When we speak informally about an individual’s personality, we may be referring to any number of qualities, from their temperament to their sense of humor, even the kind of media they like. However, in the social sciences, the study of personality focuses on enduring, reliable traits about a person that can be measured, and which are useful in predicting behavior (Saucier & Srivastra, 2015). The leading perspective on personality within the social sciences is the Five Factor Model, or the “Big Five”, which describes individuals in terms of their openness to experience, conscientiousness, agreeability, extroversion, and neuroticism.
This CQ Dossier discusses the trait-based approach to leadership and reviews those personality traits that distinguish effective from ineffective leaders. The dossier also identifies key skills or competencies that are related to leader effectiveness and can be used by organizations for selection, promotion, and training.
Research on communication in the workplace has revealed that personality traits such as assertiveness, agreeableness, conscientiousness, and extroversion tend to increase the chance that someone will communicate at work.
Organizations utilize personality inventories such as the Five Factor Model of Personality for a range of purposes including selection and recruitment and employee management. Over the last twenty years, HRM scientists and practitioners have identified the Five Factor Model as a useful tool in predicting employee performance across a range of jobs and settings. This blog post describes the Five Factor Model also called Big Five and how the model can be utilized to increase organizational effectiveness.

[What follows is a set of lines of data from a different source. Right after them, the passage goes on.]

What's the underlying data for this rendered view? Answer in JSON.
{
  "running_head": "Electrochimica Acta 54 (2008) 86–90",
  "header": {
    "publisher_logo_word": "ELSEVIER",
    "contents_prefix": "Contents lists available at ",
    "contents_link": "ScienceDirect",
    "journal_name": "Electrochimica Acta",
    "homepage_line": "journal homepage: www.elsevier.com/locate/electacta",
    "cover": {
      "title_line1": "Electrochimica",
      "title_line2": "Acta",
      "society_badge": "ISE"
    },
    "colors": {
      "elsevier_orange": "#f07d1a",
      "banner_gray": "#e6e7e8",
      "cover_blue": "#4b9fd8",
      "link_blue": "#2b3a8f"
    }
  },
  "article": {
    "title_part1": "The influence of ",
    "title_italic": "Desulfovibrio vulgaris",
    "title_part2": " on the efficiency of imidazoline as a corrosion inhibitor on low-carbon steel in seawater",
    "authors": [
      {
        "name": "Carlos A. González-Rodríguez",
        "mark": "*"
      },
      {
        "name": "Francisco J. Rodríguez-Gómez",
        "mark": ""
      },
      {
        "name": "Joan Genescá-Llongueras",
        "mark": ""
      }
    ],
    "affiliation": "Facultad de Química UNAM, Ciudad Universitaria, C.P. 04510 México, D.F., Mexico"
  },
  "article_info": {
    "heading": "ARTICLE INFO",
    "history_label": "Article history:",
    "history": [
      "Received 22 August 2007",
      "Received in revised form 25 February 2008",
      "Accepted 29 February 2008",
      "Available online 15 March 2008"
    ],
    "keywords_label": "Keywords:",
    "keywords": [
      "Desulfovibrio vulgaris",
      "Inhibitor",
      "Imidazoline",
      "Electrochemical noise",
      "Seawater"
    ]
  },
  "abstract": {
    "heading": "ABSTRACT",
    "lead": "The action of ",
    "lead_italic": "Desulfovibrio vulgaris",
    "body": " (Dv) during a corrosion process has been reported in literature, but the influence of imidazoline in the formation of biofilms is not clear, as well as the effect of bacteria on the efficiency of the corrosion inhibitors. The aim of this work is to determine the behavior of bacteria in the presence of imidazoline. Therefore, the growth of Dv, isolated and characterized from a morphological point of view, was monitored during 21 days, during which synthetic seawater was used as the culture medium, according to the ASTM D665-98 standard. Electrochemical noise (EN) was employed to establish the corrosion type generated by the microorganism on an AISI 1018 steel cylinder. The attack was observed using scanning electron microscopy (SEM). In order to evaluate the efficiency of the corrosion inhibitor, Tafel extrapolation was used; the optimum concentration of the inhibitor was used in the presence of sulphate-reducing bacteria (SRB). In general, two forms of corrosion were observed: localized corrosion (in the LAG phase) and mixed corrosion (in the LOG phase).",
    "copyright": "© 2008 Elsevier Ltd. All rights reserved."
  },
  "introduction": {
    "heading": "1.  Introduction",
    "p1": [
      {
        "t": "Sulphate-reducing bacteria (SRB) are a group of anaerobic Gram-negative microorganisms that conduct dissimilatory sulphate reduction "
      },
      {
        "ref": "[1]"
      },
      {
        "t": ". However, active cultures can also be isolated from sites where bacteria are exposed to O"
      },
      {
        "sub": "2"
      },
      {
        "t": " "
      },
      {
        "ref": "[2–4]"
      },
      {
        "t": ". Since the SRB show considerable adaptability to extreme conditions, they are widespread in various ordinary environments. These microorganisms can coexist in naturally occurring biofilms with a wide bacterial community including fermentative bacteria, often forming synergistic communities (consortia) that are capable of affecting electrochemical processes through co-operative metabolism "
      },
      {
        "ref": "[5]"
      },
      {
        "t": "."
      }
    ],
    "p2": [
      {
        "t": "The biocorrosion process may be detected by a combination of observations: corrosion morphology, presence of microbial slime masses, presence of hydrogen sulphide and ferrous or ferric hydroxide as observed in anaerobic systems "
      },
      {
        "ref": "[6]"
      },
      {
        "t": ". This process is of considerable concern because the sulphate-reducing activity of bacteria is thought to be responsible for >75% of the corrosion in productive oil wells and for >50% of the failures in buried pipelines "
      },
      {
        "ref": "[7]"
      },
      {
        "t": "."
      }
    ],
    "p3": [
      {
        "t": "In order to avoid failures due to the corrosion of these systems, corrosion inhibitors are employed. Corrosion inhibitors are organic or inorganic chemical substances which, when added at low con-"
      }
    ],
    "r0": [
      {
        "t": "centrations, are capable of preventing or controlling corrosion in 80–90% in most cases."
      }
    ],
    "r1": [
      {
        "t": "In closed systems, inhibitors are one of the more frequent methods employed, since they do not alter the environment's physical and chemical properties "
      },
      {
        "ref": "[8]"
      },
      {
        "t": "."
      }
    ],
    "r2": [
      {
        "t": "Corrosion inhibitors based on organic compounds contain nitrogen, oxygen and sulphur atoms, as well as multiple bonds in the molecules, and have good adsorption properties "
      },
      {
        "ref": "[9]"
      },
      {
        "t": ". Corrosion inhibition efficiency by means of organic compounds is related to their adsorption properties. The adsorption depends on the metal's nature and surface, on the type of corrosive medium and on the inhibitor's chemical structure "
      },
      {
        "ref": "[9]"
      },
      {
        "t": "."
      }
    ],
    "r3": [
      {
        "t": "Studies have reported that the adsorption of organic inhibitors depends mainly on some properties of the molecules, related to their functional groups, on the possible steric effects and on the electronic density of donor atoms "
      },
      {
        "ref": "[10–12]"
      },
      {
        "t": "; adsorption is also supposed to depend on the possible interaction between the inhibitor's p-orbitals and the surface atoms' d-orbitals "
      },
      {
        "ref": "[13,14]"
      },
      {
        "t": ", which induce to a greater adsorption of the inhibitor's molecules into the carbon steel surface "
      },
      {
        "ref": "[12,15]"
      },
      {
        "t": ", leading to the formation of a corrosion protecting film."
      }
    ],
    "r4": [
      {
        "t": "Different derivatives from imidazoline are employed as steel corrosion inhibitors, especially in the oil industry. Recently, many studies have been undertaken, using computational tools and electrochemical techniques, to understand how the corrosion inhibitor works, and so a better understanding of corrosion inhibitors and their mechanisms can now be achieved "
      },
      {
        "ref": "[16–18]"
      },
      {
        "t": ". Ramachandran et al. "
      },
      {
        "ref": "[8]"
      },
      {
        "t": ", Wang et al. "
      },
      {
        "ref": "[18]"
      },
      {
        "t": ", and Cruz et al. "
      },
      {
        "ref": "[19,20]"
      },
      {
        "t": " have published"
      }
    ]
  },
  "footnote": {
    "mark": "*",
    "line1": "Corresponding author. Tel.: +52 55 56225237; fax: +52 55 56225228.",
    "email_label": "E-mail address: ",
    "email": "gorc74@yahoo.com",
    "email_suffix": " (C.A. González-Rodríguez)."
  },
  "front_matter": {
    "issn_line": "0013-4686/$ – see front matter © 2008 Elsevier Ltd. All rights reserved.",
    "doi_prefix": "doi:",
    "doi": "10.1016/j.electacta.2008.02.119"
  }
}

As a manager, it is important to take advantage of your employees’ potential for innovative thought. More than just creativity, innovation potential speaks to an individual’s capacity to generate novel and useful ideas that can inspire others and produce growth.
This CQ Dossier describes how organizations can use personality tests for selection and recruitment purposes. We focus on the Big Five Personality Model and describe the research that supports use of the Big Five for validation purposes with criteria.